Items listed in a dataset
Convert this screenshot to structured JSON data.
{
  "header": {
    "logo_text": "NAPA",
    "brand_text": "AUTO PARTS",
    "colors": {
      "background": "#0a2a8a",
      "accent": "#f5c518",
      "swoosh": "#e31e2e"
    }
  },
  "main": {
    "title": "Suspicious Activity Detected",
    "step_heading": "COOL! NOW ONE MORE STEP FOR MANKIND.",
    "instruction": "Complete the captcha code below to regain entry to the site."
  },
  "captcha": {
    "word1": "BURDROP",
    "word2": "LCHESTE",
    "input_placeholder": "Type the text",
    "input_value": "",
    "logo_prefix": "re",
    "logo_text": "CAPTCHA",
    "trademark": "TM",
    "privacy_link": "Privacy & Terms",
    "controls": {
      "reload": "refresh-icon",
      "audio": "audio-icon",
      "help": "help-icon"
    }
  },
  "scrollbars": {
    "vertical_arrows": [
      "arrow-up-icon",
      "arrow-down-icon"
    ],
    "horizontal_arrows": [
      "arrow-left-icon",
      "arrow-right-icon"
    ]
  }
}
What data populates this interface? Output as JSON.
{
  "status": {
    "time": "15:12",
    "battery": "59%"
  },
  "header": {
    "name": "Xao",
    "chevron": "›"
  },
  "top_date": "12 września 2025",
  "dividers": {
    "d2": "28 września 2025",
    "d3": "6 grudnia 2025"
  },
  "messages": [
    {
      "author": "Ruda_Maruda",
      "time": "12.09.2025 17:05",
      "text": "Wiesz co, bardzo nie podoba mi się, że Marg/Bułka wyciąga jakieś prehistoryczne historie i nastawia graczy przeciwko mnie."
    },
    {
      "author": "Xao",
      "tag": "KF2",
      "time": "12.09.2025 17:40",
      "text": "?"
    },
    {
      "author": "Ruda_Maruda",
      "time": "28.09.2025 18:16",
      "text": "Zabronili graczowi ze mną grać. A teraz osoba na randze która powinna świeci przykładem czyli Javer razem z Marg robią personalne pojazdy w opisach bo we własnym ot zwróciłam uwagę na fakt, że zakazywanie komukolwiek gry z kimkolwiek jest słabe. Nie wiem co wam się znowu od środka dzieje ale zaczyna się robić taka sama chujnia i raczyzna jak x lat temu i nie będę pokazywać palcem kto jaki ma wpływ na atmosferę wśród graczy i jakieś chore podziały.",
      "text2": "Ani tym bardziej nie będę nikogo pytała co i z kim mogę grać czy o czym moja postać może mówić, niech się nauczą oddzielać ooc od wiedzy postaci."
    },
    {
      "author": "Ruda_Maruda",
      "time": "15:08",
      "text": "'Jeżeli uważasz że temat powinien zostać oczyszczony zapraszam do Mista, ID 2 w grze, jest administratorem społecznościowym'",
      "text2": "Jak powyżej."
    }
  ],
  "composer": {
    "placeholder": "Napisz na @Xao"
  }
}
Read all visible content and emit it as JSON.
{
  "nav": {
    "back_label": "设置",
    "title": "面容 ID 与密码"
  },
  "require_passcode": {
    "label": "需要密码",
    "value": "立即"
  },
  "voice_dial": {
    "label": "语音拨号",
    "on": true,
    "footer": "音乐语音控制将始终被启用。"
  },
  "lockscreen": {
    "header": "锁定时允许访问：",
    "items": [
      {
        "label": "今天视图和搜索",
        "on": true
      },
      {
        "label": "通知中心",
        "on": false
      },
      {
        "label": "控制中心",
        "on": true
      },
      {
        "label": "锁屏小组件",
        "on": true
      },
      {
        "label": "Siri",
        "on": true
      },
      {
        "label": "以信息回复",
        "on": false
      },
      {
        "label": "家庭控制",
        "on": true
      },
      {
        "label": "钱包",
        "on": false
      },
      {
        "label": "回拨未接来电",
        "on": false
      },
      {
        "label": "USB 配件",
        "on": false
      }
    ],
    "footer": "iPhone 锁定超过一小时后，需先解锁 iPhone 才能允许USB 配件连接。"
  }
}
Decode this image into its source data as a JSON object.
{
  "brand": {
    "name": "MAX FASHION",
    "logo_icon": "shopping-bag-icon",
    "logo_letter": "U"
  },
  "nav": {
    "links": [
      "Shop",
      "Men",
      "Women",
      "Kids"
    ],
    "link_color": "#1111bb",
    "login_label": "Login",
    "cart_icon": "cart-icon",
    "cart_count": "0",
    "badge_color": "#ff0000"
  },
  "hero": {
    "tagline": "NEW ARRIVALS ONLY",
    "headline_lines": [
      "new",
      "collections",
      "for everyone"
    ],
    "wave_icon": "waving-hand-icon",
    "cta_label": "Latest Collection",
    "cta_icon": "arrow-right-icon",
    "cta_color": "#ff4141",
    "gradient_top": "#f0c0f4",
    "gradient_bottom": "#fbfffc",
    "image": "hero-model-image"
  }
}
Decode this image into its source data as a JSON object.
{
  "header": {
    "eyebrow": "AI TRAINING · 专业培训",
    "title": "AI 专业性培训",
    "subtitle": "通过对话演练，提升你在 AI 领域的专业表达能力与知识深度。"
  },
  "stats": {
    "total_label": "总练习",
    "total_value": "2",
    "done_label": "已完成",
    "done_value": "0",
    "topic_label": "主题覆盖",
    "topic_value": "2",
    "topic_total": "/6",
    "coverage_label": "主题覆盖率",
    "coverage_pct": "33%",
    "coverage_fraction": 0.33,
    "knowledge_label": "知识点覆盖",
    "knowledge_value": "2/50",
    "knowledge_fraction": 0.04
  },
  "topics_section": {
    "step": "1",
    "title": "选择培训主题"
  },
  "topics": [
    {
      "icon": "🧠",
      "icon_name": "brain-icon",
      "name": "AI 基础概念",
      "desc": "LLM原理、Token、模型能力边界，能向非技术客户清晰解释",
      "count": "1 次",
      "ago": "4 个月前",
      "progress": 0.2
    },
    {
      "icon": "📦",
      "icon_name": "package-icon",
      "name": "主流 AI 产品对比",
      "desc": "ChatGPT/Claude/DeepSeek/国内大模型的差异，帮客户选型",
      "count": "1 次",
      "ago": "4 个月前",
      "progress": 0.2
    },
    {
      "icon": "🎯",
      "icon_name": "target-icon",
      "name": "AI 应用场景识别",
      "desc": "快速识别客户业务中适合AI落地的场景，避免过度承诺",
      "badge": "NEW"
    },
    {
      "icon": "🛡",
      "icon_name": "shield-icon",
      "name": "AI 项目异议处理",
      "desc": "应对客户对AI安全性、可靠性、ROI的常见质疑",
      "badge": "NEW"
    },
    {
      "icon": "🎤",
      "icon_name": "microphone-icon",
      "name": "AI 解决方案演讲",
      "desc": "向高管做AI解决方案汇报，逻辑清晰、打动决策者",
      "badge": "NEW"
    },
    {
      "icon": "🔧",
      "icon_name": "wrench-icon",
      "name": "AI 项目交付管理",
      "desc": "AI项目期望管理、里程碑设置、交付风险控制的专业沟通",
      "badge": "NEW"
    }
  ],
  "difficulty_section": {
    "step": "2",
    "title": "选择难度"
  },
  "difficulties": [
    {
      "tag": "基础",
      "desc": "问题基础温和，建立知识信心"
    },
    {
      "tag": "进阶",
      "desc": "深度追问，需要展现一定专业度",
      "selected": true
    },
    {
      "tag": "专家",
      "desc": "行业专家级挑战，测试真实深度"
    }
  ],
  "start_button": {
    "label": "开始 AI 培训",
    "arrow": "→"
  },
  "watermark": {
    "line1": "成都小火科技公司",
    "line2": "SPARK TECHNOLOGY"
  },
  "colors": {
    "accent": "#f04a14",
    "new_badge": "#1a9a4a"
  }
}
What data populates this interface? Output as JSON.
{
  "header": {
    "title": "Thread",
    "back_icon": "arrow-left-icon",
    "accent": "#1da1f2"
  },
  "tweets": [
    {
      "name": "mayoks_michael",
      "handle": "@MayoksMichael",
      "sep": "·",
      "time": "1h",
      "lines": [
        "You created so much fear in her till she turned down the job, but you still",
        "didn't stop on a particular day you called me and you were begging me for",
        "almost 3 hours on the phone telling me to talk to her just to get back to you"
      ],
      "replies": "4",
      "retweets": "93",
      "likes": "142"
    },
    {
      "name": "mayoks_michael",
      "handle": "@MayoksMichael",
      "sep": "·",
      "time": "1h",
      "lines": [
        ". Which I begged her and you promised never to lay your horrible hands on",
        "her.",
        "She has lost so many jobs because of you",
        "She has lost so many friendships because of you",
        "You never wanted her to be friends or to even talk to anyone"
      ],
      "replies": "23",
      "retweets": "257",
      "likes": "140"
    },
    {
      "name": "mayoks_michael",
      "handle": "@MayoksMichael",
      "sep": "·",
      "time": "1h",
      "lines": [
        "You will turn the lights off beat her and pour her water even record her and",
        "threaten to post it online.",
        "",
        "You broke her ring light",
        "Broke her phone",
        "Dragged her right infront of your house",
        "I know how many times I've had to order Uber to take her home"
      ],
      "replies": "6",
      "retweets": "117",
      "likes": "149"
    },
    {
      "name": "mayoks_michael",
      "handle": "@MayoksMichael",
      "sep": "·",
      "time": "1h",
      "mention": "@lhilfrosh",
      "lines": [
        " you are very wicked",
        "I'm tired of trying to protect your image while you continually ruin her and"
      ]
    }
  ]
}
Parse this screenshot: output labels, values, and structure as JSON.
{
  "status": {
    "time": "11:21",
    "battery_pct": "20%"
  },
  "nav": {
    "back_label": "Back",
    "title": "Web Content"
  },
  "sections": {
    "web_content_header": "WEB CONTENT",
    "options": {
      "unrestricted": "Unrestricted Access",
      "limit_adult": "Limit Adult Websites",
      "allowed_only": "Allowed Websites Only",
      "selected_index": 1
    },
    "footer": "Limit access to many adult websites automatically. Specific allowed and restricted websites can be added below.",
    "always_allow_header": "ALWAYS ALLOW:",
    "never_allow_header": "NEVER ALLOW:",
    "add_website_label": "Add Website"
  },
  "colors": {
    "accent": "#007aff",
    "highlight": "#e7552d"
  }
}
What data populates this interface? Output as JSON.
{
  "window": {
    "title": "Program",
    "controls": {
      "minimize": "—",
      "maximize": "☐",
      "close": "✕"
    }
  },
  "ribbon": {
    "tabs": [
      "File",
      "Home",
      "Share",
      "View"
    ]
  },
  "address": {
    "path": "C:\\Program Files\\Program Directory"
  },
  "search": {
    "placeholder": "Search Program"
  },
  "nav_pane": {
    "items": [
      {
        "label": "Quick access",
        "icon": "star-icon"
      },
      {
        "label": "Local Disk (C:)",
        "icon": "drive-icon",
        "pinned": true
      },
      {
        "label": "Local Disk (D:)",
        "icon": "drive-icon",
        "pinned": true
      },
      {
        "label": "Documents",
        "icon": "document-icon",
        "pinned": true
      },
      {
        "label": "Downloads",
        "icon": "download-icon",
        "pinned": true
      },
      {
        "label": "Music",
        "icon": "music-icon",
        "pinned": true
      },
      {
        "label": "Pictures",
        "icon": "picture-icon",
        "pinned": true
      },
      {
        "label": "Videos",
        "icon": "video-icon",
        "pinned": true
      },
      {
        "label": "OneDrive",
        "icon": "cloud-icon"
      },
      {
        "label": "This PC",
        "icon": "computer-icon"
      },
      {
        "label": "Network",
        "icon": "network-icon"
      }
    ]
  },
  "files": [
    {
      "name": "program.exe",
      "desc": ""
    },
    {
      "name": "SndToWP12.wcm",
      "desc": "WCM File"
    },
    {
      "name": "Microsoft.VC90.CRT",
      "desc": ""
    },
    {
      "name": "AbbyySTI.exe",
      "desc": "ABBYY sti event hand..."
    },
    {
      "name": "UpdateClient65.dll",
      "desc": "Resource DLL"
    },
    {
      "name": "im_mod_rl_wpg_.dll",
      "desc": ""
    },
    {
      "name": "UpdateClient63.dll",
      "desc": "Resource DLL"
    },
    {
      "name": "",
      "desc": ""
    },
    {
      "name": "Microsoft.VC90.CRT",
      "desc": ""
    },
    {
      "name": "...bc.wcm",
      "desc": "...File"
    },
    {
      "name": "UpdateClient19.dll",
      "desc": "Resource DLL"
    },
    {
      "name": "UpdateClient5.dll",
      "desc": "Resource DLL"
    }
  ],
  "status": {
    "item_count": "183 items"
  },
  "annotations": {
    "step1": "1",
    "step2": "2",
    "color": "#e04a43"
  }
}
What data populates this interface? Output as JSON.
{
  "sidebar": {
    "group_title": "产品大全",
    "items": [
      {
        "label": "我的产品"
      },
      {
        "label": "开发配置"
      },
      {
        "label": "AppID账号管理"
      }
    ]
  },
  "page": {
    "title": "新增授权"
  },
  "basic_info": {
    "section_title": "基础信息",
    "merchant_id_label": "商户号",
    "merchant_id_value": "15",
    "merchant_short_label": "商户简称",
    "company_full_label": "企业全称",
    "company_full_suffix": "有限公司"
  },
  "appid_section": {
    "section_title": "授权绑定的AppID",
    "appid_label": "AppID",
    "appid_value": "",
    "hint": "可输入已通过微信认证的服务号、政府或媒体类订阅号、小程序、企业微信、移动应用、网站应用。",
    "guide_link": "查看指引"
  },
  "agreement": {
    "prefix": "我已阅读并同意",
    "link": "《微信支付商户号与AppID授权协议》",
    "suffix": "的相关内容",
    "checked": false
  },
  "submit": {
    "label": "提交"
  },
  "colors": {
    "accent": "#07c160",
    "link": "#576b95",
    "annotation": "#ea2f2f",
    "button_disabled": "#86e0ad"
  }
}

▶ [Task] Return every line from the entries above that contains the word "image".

▶ [Output for this task]
Decode this image into its source data as a JSON object.
    "image": "hero-model-image"
Decode this image into its source data as a JSON object.
        "I'm tired of trying to protect your image while you continually ruin her and"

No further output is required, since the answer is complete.